Author: T.E. Ridener
Title: 180 Days
Length: 268 Pages
Lydia McIntosh left her old life behind when she said goodbye to Prairie Town, North Carolina and started over halfway across the country with her beloved Gran; away from her family, away from everyone who knew the person she once was, and from the identity she never quite wanted in the first place. When her grandmother passes away, she returns home and while she only intends to stay for the funeral, her grandmother has other plans, from the grave. Her will states that Lydia must remain in Prairie Town for six months in order to give her family and her old town a chance to get to know the new her, the real her.
Lydia has had years to adjust to long hair, summer dresses, and nail polish, but she understands her family will need time to get reacquainted with a daughter they’ve never known and a sister they’ve missed terribly. Anticipating the worst, as she always has, Lydia’s feelings about her old town begin to change when she meets her brother’s best friend, Callum. Callum is kind and more accepting than she could have ever imagined and she’s falling for him.
When her 180 days are over, will she be able to say goodbye to the family she’s missed so much? Will she survive her mother’s endless intolerance? Can she really leave the man who acknowledges her past and still wants her?
This book is on my 2015 reading challenge as part of books I don’t normally read. I’m not into M/M and LGBT romance.

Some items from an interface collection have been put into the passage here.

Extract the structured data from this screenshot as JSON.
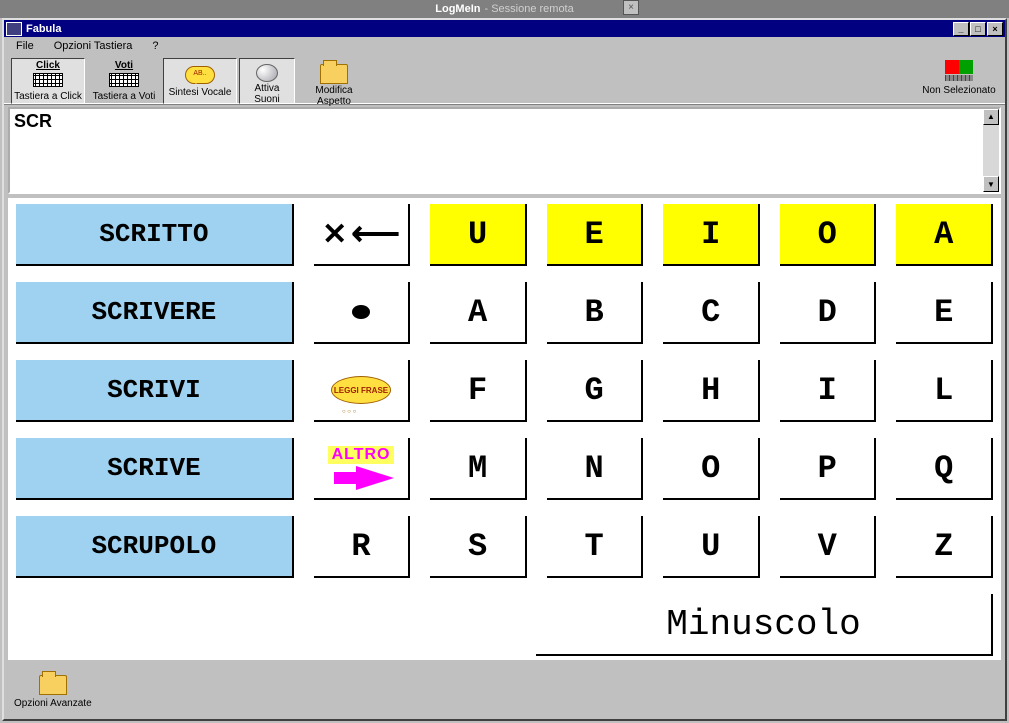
{
  "outer": {
    "app": "LogMeIn",
    "sub": "- Sessione remota"
  },
  "window": {
    "title": "Fabula"
  },
  "menu": {
    "file": "File",
    "options": "Opzioni Tastiera",
    "help": "?"
  },
  "toolbar": {
    "click_top": "Click",
    "click_label": "Tastiera a Click",
    "voti_top": "Voti",
    "voti_label": "Tastiera a Voti",
    "sintesi_label": "Sintesi Vocale",
    "sintesi_bubble": "AB..",
    "suoni_label": "Attiva Suoni",
    "aspetto_label": "Modifica Aspetto",
    "nonsel_label": "Non Selezionato"
  },
  "text_value": "SCR",
  "words": [
    "SCRITTO",
    "SCRIVERE",
    "SCRIVI",
    "SCRIVE",
    "SCRUPOLO"
  ],
  "func": {
    "leggi": "LEGGI FRASE",
    "altro": "ALTRO"
  },
  "rows": [
    [
      "U",
      "E",
      "I",
      "O",
      "A"
    ],
    [
      "A",
      "B",
      "C",
      "D",
      "E"
    ],
    [
      "F",
      "G",
      "H",
      "I",
      "L"
    ],
    [
      "M",
      "N",
      "O",
      "P",
      "Q"
    ],
    [
      "S",
      "T",
      "U",
      "V",
      "Z"
    ]
  ],
  "extra_key_row5_first": "R",
  "case_label": "Minuscolo",
  "bottom": {
    "advanced": "Opzioni Avanzate"
  }
}
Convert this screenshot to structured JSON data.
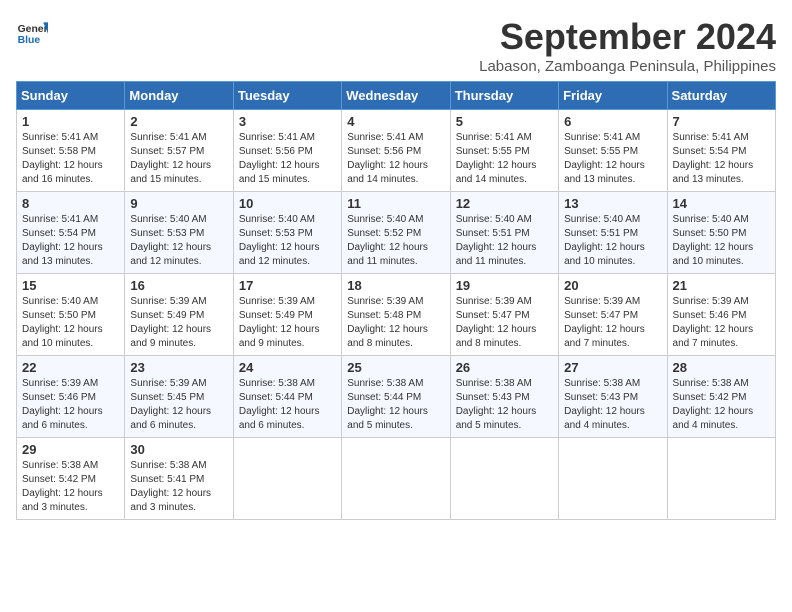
{
  "logo": {
    "line1": "General",
    "line2": "Blue"
  },
  "title": "September 2024",
  "location": "Labason, Zamboanga Peninsula, Philippines",
  "headers": [
    "Sunday",
    "Monday",
    "Tuesday",
    "Wednesday",
    "Thursday",
    "Friday",
    "Saturday"
  ],
  "weeks": [
    [
      {
        "day": "1",
        "sunrise": "5:41 AM",
        "sunset": "5:58 PM",
        "daylight": "12 hours and 16 minutes."
      },
      {
        "day": "2",
        "sunrise": "5:41 AM",
        "sunset": "5:57 PM",
        "daylight": "12 hours and 15 minutes."
      },
      {
        "day": "3",
        "sunrise": "5:41 AM",
        "sunset": "5:56 PM",
        "daylight": "12 hours and 15 minutes."
      },
      {
        "day": "4",
        "sunrise": "5:41 AM",
        "sunset": "5:56 PM",
        "daylight": "12 hours and 14 minutes."
      },
      {
        "day": "5",
        "sunrise": "5:41 AM",
        "sunset": "5:55 PM",
        "daylight": "12 hours and 14 minutes."
      },
      {
        "day": "6",
        "sunrise": "5:41 AM",
        "sunset": "5:55 PM",
        "daylight": "12 hours and 13 minutes."
      },
      {
        "day": "7",
        "sunrise": "5:41 AM",
        "sunset": "5:54 PM",
        "daylight": "12 hours and 13 minutes."
      }
    ],
    [
      {
        "day": "8",
        "sunrise": "5:41 AM",
        "sunset": "5:54 PM",
        "daylight": "12 hours and 13 minutes."
      },
      {
        "day": "9",
        "sunrise": "5:40 AM",
        "sunset": "5:53 PM",
        "daylight": "12 hours and 12 minutes."
      },
      {
        "day": "10",
        "sunrise": "5:40 AM",
        "sunset": "5:53 PM",
        "daylight": "12 hours and 12 minutes."
      },
      {
        "day": "11",
        "sunrise": "5:40 AM",
        "sunset": "5:52 PM",
        "daylight": "12 hours and 11 minutes."
      },
      {
        "day": "12",
        "sunrise": "5:40 AM",
        "sunset": "5:51 PM",
        "daylight": "12 hours and 11 minutes."
      },
      {
        "day": "13",
        "sunrise": "5:40 AM",
        "sunset": "5:51 PM",
        "daylight": "12 hours and 10 minutes."
      },
      {
        "day": "14",
        "sunrise": "5:40 AM",
        "sunset": "5:50 PM",
        "daylight": "12 hours and 10 minutes."
      }
    ],
    [
      {
        "day": "15",
        "sunrise": "5:40 AM",
        "sunset": "5:50 PM",
        "daylight": "12 hours and 10 minutes."
      },
      {
        "day": "16",
        "sunrise": "5:39 AM",
        "sunset": "5:49 PM",
        "daylight": "12 hours and 9 minutes."
      },
      {
        "day": "17",
        "sunrise": "5:39 AM",
        "sunset": "5:49 PM",
        "daylight": "12 hours and 9 minutes."
      },
      {
        "day": "18",
        "sunrise": "5:39 AM",
        "sunset": "5:48 PM",
        "daylight": "12 hours and 8 minutes."
      },
      {
        "day": "19",
        "sunrise": "5:39 AM",
        "sunset": "5:47 PM",
        "daylight": "12 hours and 8 minutes."
      },
      {
        "day": "20",
        "sunrise": "5:39 AM",
        "sunset": "5:47 PM",
        "daylight": "12 hours and 7 minutes."
      },
      {
        "day": "21",
        "sunrise": "5:39 AM",
        "sunset": "5:46 PM",
        "daylight": "12 hours and 7 minutes."
      }
    ],
    [
      {
        "day": "22",
        "sunrise": "5:39 AM",
        "sunset": "5:46 PM",
        "daylight": "12 hours and 6 minutes."
      },
      {
        "day": "23",
        "sunrise": "5:39 AM",
        "sunset": "5:45 PM",
        "daylight": "12 hours and 6 minutes."
      },
      {
        "day": "24",
        "sunrise": "5:38 AM",
        "sunset": "5:44 PM",
        "daylight": "12 hours and 6 minutes."
      },
      {
        "day": "25",
        "sunrise": "5:38 AM",
        "sunset": "5:44 PM",
        "daylight": "12 hours and 5 minutes."
      },
      {
        "day": "26",
        "sunrise": "5:38 AM",
        "sunset": "5:43 PM",
        "daylight": "12 hours and 5 minutes."
      },
      {
        "day": "27",
        "sunrise": "5:38 AM",
        "sunset": "5:43 PM",
        "daylight": "12 hours and 4 minutes."
      },
      {
        "day": "28",
        "sunrise": "5:38 AM",
        "sunset": "5:42 PM",
        "daylight": "12 hours and 4 minutes."
      }
    ],
    [
      {
        "day": "29",
        "sunrise": "5:38 AM",
        "sunset": "5:42 PM",
        "daylight": "12 hours and 3 minutes."
      },
      {
        "day": "30",
        "sunrise": "5:38 AM",
        "sunset": "5:41 PM",
        "daylight": "12 hours and 3 minutes."
      },
      null,
      null,
      null,
      null,
      null
    ]
  ]
}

Not because of anything but just because they are not for me specially when it tends to be too graphic. Reading 180 Days made me think that transromances are not so bad. I’ve read a couple of M/M before but this is my first time reading a trans novel.
I can honestly say that I enjoyed the book as a whole. It’s quite informative too when it comes to the trans process – physically and emotionally. The story in general was good and smooth flowing and even though it’s also the first time for me to read this author, I found her writing really good and engaging. The characters were very individual that you can easily distinguish who’s who even if you take out the description of who’s talking. It’s why even my brain who’s so poor with regards to names easily picked up between Laney and Lydia which otherwise I could easily mixed up.
This book was almost like a fairy tale. Everyone was really accepting and nice except for the heroine’s mother. Which kind of bothered me. I’m not discriminating or anything but with the way Prairie Town was described I didn’t expect everything to be that easy for Lydia. I was expecting something like hesitation, doubt and confusion around the characters before the understanding and acceptance came. It’s acceptable with Callum since he’s in love but I expected at least that much from his parents and the other characters in the novel. It gave me the feeling that ‘this kind of story happens only in the movies’ kind of feel. Plus there was really no conflict between the hero and heroine which is something I expect for somewhat of a whirlwind romance like this one.
All that considered, reading 180 Days has been quite a nice experience for me. And if the author do writes a different genre, I won’t hesitate to give it a try.